Ann Helms is not only one of our oldest contributors, she is also one of our dearest. Now, we don’t mean she’s old – far from it in fact! Instead, we mean that she was one of the very first photographers to have faith in us and donate one of her photos, way back in 2009. Over the years, that number has grown to 845 – and counting!
Buying her first camera at just 18 years old, Ann began her journey as a photographer by following her father, who was an architectural engineer, around the state. Together they visited his job sites, which included landmarks like schools and hospitals, with her task being to document each structure during its renovation.
Three decades later, she has now traversed nearly every corner of our state, supplying this website’s visitors with images of landmarks large and small, famous and obscure. Her contribution to documenting South Carolina’s history has been incredible, and we are deeply grateful for her generosity.
One of the things we love most about Ann is her love of small, out-of-the-way landmarks that many other photographers pass over in favor of the glitz and glamour of more popular sites. We share this love of South Carolina’s small towns and hidden landmarks, and we are so happy Ann is willing to share her pictures of these the forgotten gems with the rest of us!
Ann in Her Own Words
I am originally from Spartanburg and still visit my parents and brother there several times a month.
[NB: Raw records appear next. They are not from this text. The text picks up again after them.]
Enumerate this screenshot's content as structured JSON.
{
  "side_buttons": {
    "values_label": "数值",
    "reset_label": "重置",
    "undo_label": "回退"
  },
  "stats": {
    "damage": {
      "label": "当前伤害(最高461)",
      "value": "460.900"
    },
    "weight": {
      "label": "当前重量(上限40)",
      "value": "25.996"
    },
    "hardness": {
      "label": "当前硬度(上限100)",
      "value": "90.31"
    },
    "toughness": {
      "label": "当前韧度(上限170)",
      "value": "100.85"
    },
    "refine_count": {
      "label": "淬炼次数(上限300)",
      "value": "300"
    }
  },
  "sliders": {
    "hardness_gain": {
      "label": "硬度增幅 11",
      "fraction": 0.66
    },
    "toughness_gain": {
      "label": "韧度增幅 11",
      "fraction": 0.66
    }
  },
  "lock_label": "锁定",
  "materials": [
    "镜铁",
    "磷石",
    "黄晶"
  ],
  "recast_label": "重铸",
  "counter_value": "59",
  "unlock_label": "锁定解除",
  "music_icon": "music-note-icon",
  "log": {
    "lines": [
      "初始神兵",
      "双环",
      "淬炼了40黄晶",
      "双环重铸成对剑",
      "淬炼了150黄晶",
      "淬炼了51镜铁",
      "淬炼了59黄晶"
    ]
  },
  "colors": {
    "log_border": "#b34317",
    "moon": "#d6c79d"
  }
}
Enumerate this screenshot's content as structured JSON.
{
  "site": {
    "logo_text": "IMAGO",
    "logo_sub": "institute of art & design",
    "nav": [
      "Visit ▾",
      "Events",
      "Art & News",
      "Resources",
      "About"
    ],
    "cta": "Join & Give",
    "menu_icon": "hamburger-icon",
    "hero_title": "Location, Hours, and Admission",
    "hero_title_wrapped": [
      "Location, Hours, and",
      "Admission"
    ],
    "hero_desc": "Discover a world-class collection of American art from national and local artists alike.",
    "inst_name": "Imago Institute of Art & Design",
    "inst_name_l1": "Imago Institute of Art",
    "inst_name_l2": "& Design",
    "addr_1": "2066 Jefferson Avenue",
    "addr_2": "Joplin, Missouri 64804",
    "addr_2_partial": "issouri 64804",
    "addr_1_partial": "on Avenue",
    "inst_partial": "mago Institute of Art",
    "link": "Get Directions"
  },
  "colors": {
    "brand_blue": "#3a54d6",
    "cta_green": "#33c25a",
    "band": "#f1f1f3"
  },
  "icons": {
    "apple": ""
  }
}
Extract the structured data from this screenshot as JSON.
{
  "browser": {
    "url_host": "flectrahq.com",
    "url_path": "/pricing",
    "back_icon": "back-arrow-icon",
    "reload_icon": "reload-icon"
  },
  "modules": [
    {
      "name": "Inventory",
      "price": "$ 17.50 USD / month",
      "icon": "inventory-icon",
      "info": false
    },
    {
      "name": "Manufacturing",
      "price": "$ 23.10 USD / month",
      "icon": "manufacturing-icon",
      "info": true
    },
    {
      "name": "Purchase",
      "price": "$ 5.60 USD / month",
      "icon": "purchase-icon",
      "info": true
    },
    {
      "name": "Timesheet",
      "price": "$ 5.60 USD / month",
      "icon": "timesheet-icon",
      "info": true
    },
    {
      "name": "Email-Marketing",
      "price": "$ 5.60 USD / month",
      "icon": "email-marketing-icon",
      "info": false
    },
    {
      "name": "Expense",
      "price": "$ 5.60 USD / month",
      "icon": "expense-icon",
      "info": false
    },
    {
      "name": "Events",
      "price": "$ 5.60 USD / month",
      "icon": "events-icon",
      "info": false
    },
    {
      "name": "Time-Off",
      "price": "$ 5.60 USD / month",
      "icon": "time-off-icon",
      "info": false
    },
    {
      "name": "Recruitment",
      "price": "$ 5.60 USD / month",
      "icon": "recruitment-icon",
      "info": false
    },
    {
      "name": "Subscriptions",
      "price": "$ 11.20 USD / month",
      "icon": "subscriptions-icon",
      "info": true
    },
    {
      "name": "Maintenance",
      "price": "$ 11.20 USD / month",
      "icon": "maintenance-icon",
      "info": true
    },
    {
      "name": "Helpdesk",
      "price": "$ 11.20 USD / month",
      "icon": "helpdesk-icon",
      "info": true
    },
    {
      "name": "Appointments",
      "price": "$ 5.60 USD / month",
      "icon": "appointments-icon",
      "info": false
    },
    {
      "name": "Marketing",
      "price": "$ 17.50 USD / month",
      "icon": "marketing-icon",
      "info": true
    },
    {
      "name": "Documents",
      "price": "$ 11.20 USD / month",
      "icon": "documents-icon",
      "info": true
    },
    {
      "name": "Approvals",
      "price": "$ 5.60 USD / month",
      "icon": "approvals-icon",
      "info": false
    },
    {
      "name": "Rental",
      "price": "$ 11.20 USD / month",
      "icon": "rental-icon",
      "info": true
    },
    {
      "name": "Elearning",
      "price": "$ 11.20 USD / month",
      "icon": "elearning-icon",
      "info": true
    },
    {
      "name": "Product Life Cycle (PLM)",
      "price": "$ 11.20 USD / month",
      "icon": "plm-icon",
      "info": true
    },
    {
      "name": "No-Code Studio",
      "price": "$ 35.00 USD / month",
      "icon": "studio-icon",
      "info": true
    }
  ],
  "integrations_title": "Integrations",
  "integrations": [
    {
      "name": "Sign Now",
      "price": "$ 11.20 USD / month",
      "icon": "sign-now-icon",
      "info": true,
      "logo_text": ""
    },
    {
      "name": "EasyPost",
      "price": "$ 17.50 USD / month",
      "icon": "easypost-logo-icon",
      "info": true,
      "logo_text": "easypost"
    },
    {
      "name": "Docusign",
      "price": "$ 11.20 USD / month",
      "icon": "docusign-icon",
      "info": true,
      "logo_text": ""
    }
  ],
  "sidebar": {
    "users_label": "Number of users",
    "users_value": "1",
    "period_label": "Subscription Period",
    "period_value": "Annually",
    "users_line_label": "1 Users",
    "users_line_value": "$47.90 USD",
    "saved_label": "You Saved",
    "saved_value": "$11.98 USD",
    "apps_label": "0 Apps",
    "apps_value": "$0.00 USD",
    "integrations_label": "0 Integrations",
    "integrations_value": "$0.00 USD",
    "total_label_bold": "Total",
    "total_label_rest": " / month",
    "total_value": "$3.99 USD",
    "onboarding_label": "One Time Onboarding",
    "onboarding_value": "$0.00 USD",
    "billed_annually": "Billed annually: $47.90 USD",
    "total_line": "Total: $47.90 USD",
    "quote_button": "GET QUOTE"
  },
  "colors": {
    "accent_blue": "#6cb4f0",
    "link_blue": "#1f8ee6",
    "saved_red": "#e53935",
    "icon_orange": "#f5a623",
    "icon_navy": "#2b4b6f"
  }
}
I used to drive mostly the interstate, but now when time permits I prefer to take US 176, or SC 215, or US 76 from the Midlands to the Upstate and back. I have taken a lot of pictures along those routes. I also lived in the Charleston area for 15 years and still visit friends in the Lowcounty as often as I can. Berkeley, Colleton, Dorchester, and Charleston counties are some of my favorite places to shoot.
A love of history runs in my family. I like to see and study many of the same things that my father does. His career as an architectural engineer took him to jobs all over the country, but mostly here in South Carolina. He had a hand in the construction and/or renovation of schools and hospitals across the state during the 1960s and 1970s, and part of his job was to take pictures. He bought my first camera for me when I was 18.
We traveled a lot together in the 1980s, and history was a frequent topic of conversation. He has done extensive research on our family history and traveled to many courthouses and cemeteries to gather information. When I was packing some stuff from my Mother’s house last year, I found a treasure trove of family pictures. I discovered (and framed) some black-and-white pictures my Dad took with a Brownie camera two years before I was born that are nearly identical to some I took many years later. We both prefer taking pictures of buildings, the older the better.
When I moved to Charleston in the mid-1980s, I started looking for architectural history, starting with the churches. I was told “around here you can’t spit without hitting a church or throw a rock without hitting an old one.” In the Lowcountry that is very true. Around the magnificent churches are equally impressive homes and businesses, and in some places, remnants from the era of passenger train travel that are still impressive to see.
After I moved back to Columbia, I was able to travel from the Midlands and discovered much more history in big and small places. I’ve stood at the “Four Corners of Law” at Meeting and Broad Streets in Charleston, and at the window of a crumbling rural farmhouse with a sign over the fireplace that said “I ain’t dead yet.” There are some truly amazing things to see in South Carolina, and I’ve managed to stumble onto many while looking for something else. It’s just fun.
When I can, I try to venture further out to places I have not visited before, usually in search of train depots and sites on the National Historic Register. My dad is retired however his age no longer permits him to travel as he once did, but he is always asking what I’ve been out shooting. Whenever I get a compliment on a picture, particularly about its composition, I take a second to say, “Thanks, Dad.”